As for the hickory cane he kept it close always. When he grew it old he knew it would become a great comfort, the feel of the smooth wood in his own infirm hands, the sound of the tapping like a beacon as he moved through the hallways of the world.
This is the story I will tell her. It is not the only one.
It is the story of how under those stars will lead into a hundred other nights under those stars. The story of a lake in a house we rent, where we will sit on the dock, our white feet iridescent in the moonlight as they splash in and out of the dark lake like little silver fish. Under the stars we will listen for the calls of the loon, haunting and tremolo they will echo over the waters.
And the stars will be there too when she has her first kiss and when drives for the first time alone in the dark. They will be there when she graduates college and on her wedding night and every night of her life thereafter.
They will be there when I die.
And in their light she will wrap them among her grief. And she will look up there and wonder if I am among them in the scatterings of cosmic dust. As I did once, when I was her and she was me.
We are all children of our Grandfather's stars.
About the Author
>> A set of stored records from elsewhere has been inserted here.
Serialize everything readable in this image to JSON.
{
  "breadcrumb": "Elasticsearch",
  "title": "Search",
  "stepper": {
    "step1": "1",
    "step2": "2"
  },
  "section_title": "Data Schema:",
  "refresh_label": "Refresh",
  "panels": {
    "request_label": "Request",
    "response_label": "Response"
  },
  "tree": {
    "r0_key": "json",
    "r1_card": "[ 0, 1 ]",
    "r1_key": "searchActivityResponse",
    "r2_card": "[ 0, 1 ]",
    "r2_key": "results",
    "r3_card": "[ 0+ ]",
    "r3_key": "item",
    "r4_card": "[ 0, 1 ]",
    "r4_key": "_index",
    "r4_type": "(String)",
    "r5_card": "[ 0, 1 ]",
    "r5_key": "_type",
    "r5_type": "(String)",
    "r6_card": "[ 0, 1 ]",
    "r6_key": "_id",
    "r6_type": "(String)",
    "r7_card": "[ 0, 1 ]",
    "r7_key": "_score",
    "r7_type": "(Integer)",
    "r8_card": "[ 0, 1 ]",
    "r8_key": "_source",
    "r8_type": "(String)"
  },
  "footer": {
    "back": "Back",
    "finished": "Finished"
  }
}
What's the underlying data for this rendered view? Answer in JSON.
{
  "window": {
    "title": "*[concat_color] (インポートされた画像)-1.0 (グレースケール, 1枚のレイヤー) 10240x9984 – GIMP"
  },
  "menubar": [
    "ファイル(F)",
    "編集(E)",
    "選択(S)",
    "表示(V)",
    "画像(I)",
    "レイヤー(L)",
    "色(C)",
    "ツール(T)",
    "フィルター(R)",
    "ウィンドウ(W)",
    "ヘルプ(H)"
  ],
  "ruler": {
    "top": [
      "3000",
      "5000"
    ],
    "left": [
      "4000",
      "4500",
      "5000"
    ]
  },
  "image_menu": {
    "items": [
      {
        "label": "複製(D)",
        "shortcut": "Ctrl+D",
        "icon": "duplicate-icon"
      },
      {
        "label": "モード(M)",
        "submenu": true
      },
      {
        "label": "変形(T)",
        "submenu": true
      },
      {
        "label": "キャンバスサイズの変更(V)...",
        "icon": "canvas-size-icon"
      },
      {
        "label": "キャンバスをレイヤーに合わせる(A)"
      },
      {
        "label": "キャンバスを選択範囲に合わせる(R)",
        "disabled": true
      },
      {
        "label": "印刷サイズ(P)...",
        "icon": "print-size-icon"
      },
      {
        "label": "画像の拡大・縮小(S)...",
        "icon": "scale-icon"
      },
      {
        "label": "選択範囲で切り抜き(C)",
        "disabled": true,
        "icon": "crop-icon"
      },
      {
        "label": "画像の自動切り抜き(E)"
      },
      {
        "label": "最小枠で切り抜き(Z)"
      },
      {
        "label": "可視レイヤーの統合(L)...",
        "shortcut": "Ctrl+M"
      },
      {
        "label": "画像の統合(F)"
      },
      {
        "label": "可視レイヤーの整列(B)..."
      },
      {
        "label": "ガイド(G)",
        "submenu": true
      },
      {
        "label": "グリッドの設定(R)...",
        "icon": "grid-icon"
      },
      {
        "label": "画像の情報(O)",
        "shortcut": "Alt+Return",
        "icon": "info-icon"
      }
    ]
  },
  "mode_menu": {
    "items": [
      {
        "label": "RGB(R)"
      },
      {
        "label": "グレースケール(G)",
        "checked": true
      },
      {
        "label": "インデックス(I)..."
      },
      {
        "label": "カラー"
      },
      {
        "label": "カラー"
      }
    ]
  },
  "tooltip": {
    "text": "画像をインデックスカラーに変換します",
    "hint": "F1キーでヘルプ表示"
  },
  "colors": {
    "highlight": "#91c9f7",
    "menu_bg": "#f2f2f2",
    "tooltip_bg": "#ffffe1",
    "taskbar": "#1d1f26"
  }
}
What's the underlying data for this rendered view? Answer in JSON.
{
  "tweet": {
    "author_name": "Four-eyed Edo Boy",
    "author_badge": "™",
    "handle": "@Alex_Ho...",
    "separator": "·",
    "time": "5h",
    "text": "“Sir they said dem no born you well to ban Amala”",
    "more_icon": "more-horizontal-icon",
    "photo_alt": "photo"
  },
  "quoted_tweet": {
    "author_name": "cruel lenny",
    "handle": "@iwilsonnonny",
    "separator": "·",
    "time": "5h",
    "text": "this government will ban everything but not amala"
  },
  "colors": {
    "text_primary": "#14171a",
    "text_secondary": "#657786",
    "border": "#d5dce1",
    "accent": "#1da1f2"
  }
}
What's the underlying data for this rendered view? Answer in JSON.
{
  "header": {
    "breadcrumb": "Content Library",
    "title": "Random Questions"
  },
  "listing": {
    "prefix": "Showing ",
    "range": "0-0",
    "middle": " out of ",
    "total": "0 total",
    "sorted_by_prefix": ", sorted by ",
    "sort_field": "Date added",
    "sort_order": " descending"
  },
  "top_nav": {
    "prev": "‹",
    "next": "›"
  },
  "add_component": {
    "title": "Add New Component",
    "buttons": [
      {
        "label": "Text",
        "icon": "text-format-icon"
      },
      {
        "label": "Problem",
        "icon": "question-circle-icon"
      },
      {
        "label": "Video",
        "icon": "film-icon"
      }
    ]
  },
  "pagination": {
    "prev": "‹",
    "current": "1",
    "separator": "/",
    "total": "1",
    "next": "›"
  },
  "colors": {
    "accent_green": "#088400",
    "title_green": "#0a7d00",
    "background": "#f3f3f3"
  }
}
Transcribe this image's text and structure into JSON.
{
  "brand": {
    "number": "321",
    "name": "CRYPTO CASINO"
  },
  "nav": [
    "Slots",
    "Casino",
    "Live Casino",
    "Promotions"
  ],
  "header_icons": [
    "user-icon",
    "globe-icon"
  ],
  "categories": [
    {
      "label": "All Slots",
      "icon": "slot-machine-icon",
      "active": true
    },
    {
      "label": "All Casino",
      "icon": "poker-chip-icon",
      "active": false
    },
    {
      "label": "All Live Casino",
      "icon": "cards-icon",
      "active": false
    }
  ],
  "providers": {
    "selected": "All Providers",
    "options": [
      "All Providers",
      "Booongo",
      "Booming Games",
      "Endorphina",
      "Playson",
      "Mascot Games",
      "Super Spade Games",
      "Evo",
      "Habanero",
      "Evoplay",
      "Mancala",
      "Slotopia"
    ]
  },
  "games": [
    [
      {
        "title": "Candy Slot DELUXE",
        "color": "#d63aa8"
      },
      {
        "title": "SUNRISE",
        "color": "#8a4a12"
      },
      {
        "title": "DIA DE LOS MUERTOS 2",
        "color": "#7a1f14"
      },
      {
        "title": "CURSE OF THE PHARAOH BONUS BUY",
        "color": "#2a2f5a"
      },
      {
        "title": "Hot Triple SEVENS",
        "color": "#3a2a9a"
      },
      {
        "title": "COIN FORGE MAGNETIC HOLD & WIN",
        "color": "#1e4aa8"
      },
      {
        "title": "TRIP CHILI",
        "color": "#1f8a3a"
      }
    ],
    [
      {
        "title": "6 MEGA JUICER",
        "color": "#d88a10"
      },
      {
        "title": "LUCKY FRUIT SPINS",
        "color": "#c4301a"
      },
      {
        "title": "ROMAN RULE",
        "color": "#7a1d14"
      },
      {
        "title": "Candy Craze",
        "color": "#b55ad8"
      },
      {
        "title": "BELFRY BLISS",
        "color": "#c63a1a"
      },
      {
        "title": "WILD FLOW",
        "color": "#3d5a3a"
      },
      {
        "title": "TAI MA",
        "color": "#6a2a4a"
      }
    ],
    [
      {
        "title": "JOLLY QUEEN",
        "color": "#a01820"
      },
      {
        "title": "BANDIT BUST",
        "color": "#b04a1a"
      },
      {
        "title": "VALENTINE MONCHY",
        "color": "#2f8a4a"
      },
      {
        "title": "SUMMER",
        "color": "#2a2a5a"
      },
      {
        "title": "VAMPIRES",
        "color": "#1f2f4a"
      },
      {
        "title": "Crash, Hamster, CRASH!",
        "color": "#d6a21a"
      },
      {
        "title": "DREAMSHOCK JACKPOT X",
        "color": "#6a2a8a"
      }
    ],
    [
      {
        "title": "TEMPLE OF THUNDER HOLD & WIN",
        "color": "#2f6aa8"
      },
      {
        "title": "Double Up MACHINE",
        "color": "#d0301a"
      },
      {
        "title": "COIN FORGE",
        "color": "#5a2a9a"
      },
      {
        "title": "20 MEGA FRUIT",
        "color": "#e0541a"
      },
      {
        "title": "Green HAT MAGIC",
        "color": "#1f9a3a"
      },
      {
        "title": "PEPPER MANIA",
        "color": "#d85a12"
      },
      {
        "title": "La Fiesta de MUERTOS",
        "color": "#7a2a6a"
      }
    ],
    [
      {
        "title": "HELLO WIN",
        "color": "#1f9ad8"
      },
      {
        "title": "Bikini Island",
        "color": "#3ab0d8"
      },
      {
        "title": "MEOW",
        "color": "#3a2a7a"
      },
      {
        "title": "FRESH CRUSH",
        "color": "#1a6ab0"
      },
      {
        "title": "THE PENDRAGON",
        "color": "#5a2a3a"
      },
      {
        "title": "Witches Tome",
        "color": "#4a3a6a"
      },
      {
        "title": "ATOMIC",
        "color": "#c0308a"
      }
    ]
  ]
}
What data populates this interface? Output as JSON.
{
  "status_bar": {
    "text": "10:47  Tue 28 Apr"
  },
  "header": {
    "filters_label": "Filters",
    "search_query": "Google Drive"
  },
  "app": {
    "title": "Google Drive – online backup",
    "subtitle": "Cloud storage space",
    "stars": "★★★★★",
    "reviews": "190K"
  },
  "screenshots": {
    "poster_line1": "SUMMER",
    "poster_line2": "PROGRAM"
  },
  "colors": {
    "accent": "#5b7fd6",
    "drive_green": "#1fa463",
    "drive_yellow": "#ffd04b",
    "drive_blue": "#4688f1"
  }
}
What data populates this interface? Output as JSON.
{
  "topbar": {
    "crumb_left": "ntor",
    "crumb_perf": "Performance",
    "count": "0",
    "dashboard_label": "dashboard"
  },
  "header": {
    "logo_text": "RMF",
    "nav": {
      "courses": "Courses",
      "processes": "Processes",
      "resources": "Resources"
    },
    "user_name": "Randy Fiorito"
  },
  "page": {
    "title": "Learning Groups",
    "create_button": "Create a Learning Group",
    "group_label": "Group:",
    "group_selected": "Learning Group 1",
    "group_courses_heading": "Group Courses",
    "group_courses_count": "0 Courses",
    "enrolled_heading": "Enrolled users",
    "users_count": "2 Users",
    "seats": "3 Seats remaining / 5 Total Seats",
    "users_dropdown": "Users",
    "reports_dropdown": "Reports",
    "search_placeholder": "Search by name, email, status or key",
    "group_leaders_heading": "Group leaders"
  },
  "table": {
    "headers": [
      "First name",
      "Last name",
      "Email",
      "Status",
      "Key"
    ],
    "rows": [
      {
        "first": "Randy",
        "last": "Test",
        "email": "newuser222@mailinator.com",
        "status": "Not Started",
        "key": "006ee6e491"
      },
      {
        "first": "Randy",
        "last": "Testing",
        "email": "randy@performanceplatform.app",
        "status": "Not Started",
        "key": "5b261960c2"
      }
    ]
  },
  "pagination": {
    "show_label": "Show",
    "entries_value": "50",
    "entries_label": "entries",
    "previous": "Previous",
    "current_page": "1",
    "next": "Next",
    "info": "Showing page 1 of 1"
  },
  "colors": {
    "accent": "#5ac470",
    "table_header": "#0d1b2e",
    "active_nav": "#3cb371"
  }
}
Brett Thompson has been writing since his graduate days at the University of New Hampshire where he earned a M.A. in English Writing with a concentration in poetry. He has been published in various journals, including Tilde, The Charles Carter, District Lit, The Literary Nest, Cobalt Review and Ink in Thirds. He teaches and lives in New Hampshire with his wife and two young daughters, who both love owls and anything purple.